Wednesday, February 23, 2011

Lead us not into translation

Or, 'Big in Japan'.

This one's really just a follow up to my last post, but I felt it was sufficiently long to justify its own entry.

My exposé came out a day earlier than I was expecting. The first I knew of this was my landlord's mother (who I am pretty sure has a thick Yamagata accent, because I struggle to understand a word she's saying) telling me that she saw me in the paper. I rushed to the konbini and bought a Japanese newspaper for the first time.

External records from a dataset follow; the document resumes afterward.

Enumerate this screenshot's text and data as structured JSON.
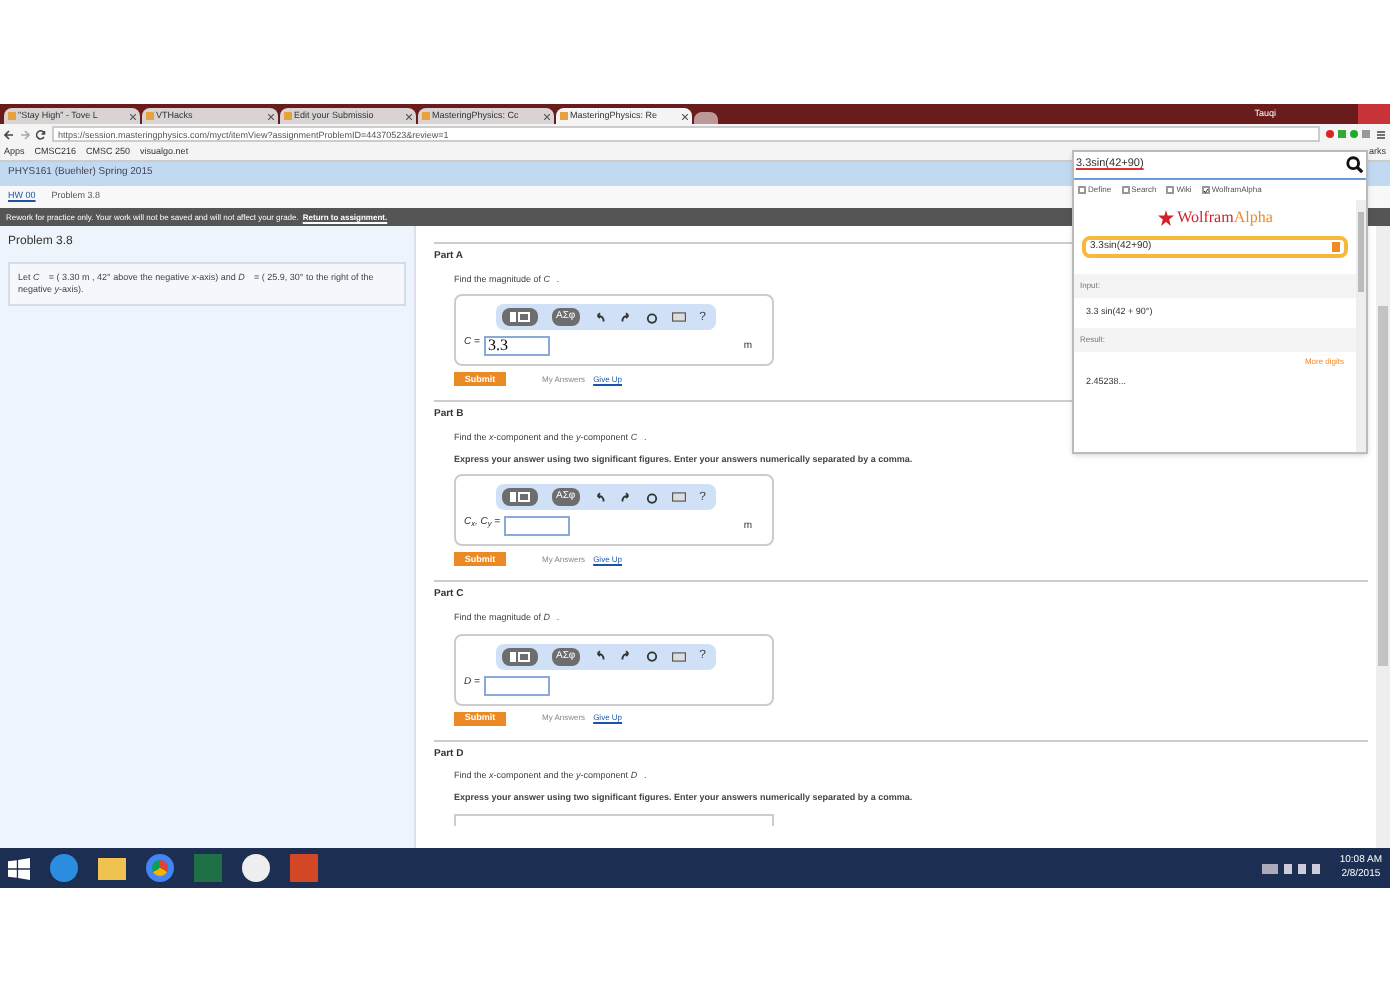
{
  "browser": {
    "tabs": [
      {
        "title": "\"Stay High\" - Tove L",
        "selected": false
      },
      {
        "title": "VTHacks",
        "selected": false
      },
      {
        "title": "Edit your Submissio",
        "selected": false
      },
      {
        "title": "MasteringPhysics: Cc",
        "selected": false
      },
      {
        "title": "MasteringPhysics: Re",
        "selected": true
      }
    ],
    "user": "Tauqi",
    "address": "https://session.masteringphysics.com/myct/itemView?assignmentProblemID=44370523&review=1",
    "bookmarks": [
      "Apps",
      "CMSC216",
      "CMSC 250",
      "visualgo.net"
    ],
    "bookmarks_right": "arks"
  },
  "course": "PHYS161 (Buehler) Spring 2015",
  "breadcrumb": [
    "HW 00",
    "Problem 3.8"
  ],
  "banner": {
    "text": "Rework for practice only. Your work will not be saved and will not affect your grade.",
    "link": "Return to assignment."
  },
  "problem": {
    "title": "Problem 3.8",
    "statement": "Let *C⃗* = ( 3.30 m , 42° above the negative *x*-axis) and *D⃗* = ( 25.9, 30° to the right of the negative *y*-axis)."
  },
  "parts": [
    {
      "title": "Part A",
      "prompt": "Find the magnitude of *C⃗*.",
      "toolbar": {
        "symbols": "ΑΣφ",
        "help": "?"
      },
      "label": "*C* =",
      "value": "3.3",
      "unit": "m",
      "submit": "Submit",
      "my_answers": "My Answers",
      "give_up": "Give Up"
    },
    {
      "title": "Part B",
      "prompt": "Find the *x*-component and the *y*-component *C⃗*.",
      "instruction": "Express your answer using two significant figures. Enter your answers numerically separated by a comma.",
      "toolbar": {
        "symbols": "ΑΣφ",
        "help": "?"
      },
      "label": "*C*$_{x}$, *C*$_{y}$ =",
      "unit": "m",
      "submit": "Submit",
      "my_answers": "My Answers",
      "give_up": "Give Up"
    },
    {
      "title": "Part C",
      "prompt": "Find the magnitude of *D⃗*.",
      "toolbar": {
        "symbols": "ΑΣφ",
        "help": "?"
      },
      "label": "*D* =",
      "submit": "Submit",
      "my_answers": "My Answers",
      "give_up": "Give Up"
    },
    {
      "title": "Part D",
      "prompt": "Find the *x*-component and the *y*-component *D⃗*.",
      "instruction": "Express your answer using two significant figures. Enter your answers numerically separated by a comma."
    }
  ],
  "wolfram": {
    "query": "3.3sin(42+90)",
    "options": [
      {
        "label": "Define",
        "checked": false
      },
      {
        "label": "Search",
        "checked": false
      },
      {
        "label": "Wiki",
        "checked": false
      },
      {
        "label": "WolframAlpha",
        "checked": true
      }
    ],
    "logo": "Wolfram",
    "logo_accent": "Alpha",
    "input_box": "3.3sin(42+90)",
    "input_heading": "Input:",
    "input": "3.3 sin(42 + 90°)",
    "result_heading": "Result:",
    "more": "More digits",
    "result": "2.45238..."
  },
  "taskbar": {
    "time": "10:08 AM",
    "date": "2/8/2015"
  }
}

I felt strangely reluctant to read it, not because of the effort involved in deciphering it, but because of the weirdly acute embarrassment I sometimes feel towards any media representing myself. Anyway, I got over that the next day, as teachers and students kept telling me they'd seen it, and I felt I should probably know what they had read about me.

So, here is my probably quite ropey translation of the story. My reading is coming on quite nicely; it's streets ahead of my listening.

Title: Konnichiwa, I'm an ALT. [Konnichiwa is rendered in katakana, which is unusual. I think this is to emphasise that I'm foreign; they may be subtly mocking my accent.]

Picture caption: Keen snowboarder Mr Stewart, Nanyo City.

Subtitle: The junior high schools and kindergartens of Nanyo; Mr Finlay Stewart (from the UK)

Callout: He loves snowboarding. [More literally, 'love snowboarding'. Japanese is into the whole brevity thing, and allows one to omit any part of a sentence that isn't semantically necessary, thus "I did it!" is yatta (lit., 'did') and "I love you" is aishiteiru (lit. 'loving').]

Text: Mr Finlay Stewart (28) from the UK teaches English at junior high and kindergarten in Nanyo City. "I love the people of Yamagata because they are so warm-hearted", the cheerful young man says happily.

Mr Stewart says that he originally liked Japanese movies, novels, and so on. While studying fruit flies using robots at Edinburgh University he became aware of Japan's excellence in the field of IT, which really gave an impetus to his interest in the country.

When he started working in Nanyo in Summer 2009, he was troubled by the differences from his home country that he experienced, such as the humidity and being unable to read most of the kanji labels at the supermarket. He says he felt dispirited*, and experienced culture shock. But now he finds Yamagata's foods and the beauty of its four seasons fascinating. "In particular, I've come to love the crunchiness of inago [grasshoppers cooked in sweet soy sauce, a Yamagata delicacy]", he says with a smile.

As he loves snowboarding, he goes to resorts like Zao every weekend in Winter. He also goes sometimes with his ALT friends, and says that the sight of the mountains always cheers him up. As for the future, "I want to experience Japanese culture not as a foreigner [they use the polite gaikokujin, not gaijin], but to get inside it. My goal is to understand things like a local." To the people of Yamagata he says, "If you come across a foreigner in your everyday life, please don't be afraid to try speaking English to them".

* This was the hardest part of the whole thing to translate. It literally says 'the spirit became distant', and 'spirit' is a pretty ham-fisted translation to begin with. The Japanese word is ki, which is the same character as the Chinese chi. As any player of Tenchu: Stealth Assassins knows, keeping one's chi close at hand at all times is vital to one's survival in the land of the rising sun.


  1. Wow. Glad to hear you were so cheerful in the interview and said everything while smiling. Was hoping for a big fake background in the photo but it still looks quite good.

  2. That sounds so lame!!! It would make a great JET Journal article!